→ **Exercise**
Copy out the records below exactly as they appear.
Start of Block
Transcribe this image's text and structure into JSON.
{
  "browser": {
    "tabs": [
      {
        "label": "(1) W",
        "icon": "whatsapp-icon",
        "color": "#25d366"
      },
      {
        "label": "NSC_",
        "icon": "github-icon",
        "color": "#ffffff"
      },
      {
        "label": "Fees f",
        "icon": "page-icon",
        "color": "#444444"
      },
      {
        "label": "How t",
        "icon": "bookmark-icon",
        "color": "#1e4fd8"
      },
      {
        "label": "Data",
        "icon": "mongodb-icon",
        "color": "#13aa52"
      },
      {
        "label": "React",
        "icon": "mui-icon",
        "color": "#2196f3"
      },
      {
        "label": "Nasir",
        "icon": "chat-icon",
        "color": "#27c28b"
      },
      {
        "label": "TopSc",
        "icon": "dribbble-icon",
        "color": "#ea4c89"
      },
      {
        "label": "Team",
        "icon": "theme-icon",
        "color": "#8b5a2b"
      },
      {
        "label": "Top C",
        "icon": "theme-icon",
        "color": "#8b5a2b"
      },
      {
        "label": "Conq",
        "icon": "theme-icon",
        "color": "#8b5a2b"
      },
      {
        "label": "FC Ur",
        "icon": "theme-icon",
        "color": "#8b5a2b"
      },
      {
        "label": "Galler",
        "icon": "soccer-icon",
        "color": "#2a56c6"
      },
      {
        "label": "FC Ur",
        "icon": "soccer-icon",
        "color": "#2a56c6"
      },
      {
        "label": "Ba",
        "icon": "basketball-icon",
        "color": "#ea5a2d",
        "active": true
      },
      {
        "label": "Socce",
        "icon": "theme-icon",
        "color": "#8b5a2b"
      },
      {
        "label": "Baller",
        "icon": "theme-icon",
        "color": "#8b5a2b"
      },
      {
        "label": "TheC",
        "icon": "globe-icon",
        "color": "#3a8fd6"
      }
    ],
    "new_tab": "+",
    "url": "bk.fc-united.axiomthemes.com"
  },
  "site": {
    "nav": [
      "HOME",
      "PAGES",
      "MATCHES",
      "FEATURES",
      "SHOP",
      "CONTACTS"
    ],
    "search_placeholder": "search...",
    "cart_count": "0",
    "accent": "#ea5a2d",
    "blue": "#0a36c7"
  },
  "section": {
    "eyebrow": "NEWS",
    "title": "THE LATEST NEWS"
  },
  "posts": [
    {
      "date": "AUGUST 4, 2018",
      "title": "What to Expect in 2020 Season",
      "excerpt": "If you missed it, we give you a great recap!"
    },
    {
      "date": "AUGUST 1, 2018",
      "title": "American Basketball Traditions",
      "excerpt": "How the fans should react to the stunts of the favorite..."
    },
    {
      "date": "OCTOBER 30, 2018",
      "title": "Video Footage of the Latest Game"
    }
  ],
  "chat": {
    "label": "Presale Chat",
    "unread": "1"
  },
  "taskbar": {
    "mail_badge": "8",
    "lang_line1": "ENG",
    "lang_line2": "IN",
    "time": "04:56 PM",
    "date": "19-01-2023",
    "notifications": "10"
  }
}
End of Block
→ **Output**
Transcribe this image's text and structure into JSON.
{
  "browser": {
    "tabs": [
      {
        "label": "(1) W",
        "icon": "whatsapp-icon",
        "color": "#25d366"
      },
      {
        "label": "NSC_",
        "icon": "github-icon",
        "color": "#ffffff"
      },
      {
        "label": "Fees f",
        "icon": "page-icon",
        "color": "#444444"
      },
      {
        "label": "How t",
        "icon": "bookmark-icon",
        "color": "#1e4fd8"
      },
      {
        "label": "Data",
        "icon": "mongodb-icon",
        "color": "#13aa52"
      },
      {
        "label": "React",
        "icon": "mui-icon",
        "color": "#2196f3"
      },
      {
        "label": "Nasir",
        "icon": "chat-icon",
        "color": "#27c28b"
      },
      {
        "label": "TopSc",
        "icon": "dribbble-icon",
        "color": "#ea4c89"
      },
      {
        "label": "Team",
        "icon": "theme-icon",
        "color": "#8b5a2b"
      },
      {
        "label": "Top C",
        "icon": "theme-icon",
        "color": "#8b5a2b"
      },
      {
        "label": "Conq",
        "icon": "theme-icon",
        "color": "#8b5a2b"
      },
      {
        "label": "FC Ur",
        "icon": "theme-icon",
        "color": "#8b5a2b"
      },
      {
        "label": "Galler",
        "icon": "soccer-icon",
        "color": "#2a56c6"
      },
      {
        "label": "FC Ur",
        "icon": "soccer-icon",
        "color": "#2a56c6"
      },
      {
        "label": "Ba",
        "icon": "basketball-icon",
        "color": "#ea5a2d",
        "active": true
      },
      {
        "label": "Socce",
        "icon": "theme-icon",
        "color": "#8b5a2b"
      },
      {
        "label": "Baller",
        "icon": "theme-icon",
        "color": "#8b5a2b"
      },
      {
        "label": "TheC",
        "icon": "globe-icon",
        "color": "#3a8fd6"
      }
    ],
    "new_tab": "+",
    "url": "bk.fc-united.axiomthemes.com"
  },
  "site": {
    "nav": [
      "HOME",
      "PAGES",
      "MATCHES",
      "FEATURES",
      "SHOP",
      "CONTACTS"
    ],
    "search_placeholder": "search...",
    "cart_count": "0",
    "accent": "#ea5a2d",
    "blue": "#0a36c7"
  },
  "section": {
    "eyebrow": "NEWS",
    "title": "THE LATEST NEWS"
  },
  "posts": [
    {
      "date": "AUGUST 4, 2018",
      "title": "What to Expect in 2020 Season",
      "excerpt": "If you missed it, we give you a great recap!"
    },
    {
      "date": "AUGUST 1, 2018",
      "title": "American Basketball Traditions",
      "excerpt": "How the fans should react to the stunts of the favorite..."
    },
    {
      "date": "OCTOBER 30, 2018",
      "title": "Video Footage of the Latest Game"
    }
  ],
  "chat": {
    "label": "Presale Chat",
    "unread": "1"
  },
  "taskbar": {
    "mail_badge": "8",
    "lang_line1": "ENG",
    "lang_line2": "IN",
    "time": "04:56 PM",
    "date": "19-01-2023",
    "notifications": "10"
  }
}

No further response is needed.